===== Material for this task =====

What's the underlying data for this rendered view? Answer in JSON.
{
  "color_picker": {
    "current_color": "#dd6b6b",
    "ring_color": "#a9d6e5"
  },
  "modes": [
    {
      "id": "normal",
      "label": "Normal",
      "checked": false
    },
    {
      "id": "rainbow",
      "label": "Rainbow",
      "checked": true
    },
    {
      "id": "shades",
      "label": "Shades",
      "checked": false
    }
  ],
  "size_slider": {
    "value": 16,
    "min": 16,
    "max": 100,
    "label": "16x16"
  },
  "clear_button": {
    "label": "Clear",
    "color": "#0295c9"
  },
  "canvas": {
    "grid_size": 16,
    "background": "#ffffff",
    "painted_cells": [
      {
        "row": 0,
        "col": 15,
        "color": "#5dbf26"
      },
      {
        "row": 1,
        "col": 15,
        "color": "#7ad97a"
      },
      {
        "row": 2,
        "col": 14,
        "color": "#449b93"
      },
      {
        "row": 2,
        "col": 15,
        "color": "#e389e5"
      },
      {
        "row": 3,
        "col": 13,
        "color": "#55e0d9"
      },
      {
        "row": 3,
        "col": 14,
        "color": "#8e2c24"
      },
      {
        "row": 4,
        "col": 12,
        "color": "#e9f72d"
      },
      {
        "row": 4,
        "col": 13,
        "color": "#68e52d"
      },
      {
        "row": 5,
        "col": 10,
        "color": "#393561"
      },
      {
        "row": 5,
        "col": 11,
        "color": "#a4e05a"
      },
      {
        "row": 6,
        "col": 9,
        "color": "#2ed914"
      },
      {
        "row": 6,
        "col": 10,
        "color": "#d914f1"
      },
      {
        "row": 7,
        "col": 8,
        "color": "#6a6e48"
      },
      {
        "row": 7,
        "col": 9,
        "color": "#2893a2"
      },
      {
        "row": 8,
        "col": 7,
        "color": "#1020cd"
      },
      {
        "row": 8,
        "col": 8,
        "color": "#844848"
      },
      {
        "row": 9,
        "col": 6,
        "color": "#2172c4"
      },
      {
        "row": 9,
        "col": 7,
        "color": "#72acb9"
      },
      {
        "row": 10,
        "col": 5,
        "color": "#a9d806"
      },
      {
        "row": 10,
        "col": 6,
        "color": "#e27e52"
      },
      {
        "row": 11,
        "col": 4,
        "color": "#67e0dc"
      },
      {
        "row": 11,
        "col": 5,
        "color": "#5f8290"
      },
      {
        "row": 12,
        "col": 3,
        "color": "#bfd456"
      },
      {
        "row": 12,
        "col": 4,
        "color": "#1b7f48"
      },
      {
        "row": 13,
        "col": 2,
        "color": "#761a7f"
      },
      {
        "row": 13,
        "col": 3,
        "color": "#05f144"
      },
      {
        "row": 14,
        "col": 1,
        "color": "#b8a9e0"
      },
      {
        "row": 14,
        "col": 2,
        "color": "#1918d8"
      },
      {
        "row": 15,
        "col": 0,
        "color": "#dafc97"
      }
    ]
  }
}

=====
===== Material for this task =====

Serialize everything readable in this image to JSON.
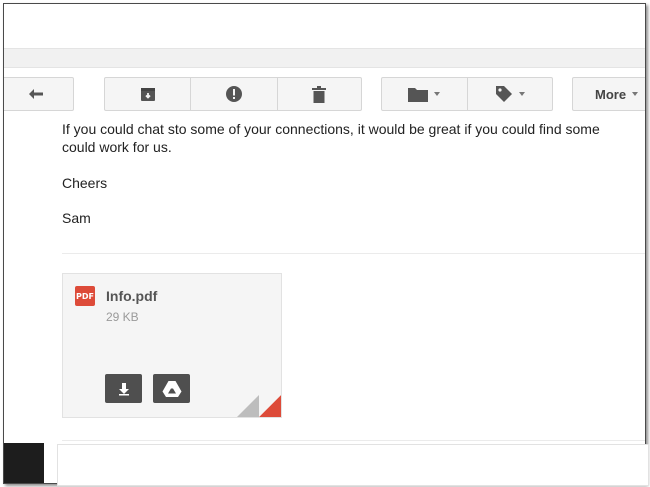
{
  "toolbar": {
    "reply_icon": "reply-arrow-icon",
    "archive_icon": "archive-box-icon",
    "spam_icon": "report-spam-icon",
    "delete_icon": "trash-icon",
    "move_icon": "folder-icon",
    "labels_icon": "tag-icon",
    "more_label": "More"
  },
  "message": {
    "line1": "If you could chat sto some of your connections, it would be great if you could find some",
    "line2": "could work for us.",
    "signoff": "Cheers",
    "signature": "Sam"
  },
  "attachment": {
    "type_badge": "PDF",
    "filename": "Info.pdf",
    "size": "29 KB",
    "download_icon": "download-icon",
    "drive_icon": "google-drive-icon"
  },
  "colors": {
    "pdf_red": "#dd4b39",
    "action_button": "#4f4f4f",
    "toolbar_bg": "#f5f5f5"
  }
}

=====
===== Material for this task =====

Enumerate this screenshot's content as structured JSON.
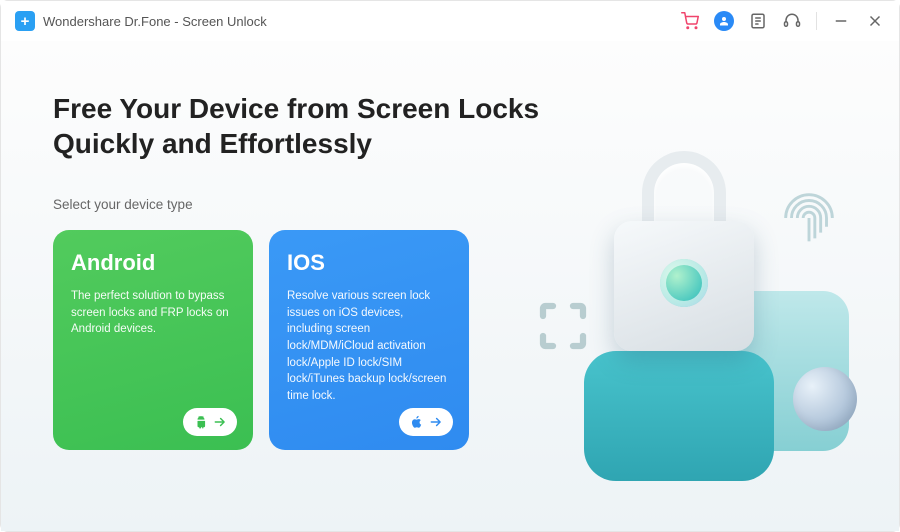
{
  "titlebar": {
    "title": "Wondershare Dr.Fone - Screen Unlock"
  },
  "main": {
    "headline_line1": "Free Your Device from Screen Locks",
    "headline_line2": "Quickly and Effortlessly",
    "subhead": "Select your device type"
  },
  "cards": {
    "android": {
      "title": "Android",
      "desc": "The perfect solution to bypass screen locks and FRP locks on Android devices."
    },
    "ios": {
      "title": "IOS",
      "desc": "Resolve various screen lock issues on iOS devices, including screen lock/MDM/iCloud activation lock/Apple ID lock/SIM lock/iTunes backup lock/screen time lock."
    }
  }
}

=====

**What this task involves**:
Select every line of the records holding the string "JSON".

**Answer for the task**:
What's the underlying data for this rendered view? Answer in JSON.
Serialize everything readable in this image to JSON.
Enumerate this screenshot's content as structured JSON.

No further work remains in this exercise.